The other thing that gets me lack of perspective in the numbers. DOT reports, '... at least 3,092 people were killed in distraction-related accidents in 2010.' Out of how many people that died in accidents? According to NHTSA ( www-nrd.nhtsa.dot.gov/Pubs/811552.pdf ), it was 32,885 people. It goes on to say 2010 was the lowest number of fatalities since 1949! Same report, 10,228 fatalities due to alcohol-impaired driving (3 times the distracted driver). So why is distracted driving being so heavily targeted? Because of media hype and the number of near accidents and non-fatal accidents people observe.
Get the argument right, it is not fatalities at issue. It is the non-fatal accidents and near accidents at issue, along with the estimated 2,240,000 people that were injured in accidents.
In a bid to boost the viability of lithium-based electric car batteries, a team at Lawrence Berkeley National Laboratory has developed a chemistry that could possibly double an EV’s driving range while cutting its battery cost in half.
Using Siemens NX software, a team of engineering students from the University of Michigan built an electric vehicle and raced in the 2013 Bridgestone World Solar Challenge. One of those students blogged for Design News throughout the race.

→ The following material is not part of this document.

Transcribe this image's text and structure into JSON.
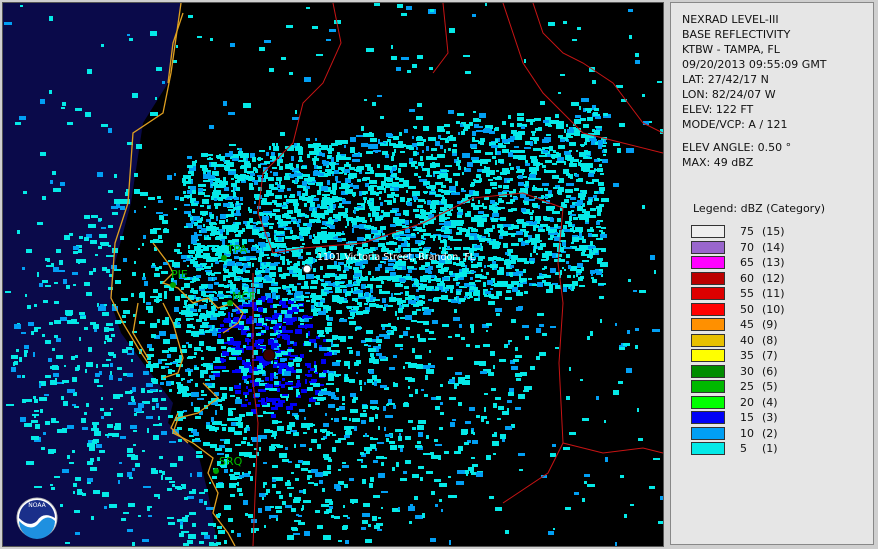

Robots that walk have come a long way from simple barebones walking machines or pairs of legs without an upper body and head. Much of the research these days focuses on making more humanoid robots. But they are not all created equal.
For industrial control applications, or even a simple assembly line, that machine can go almost 24/7 without a break. But what happens when the task is a little more complex? That’s where the “smart” machine would come in. The smart machine is one that has some simple (or complex in some cases) processing capability to be able to adapt to changing conditions. Such machines are suited for a host of applications, including automotive, aerospace, defense, medical, computers and electronics, telecommunications, consumer goods, and so on. This discussion will examine what’s possible with smart machines, and what tradeoffs need to be made to implement such a solution.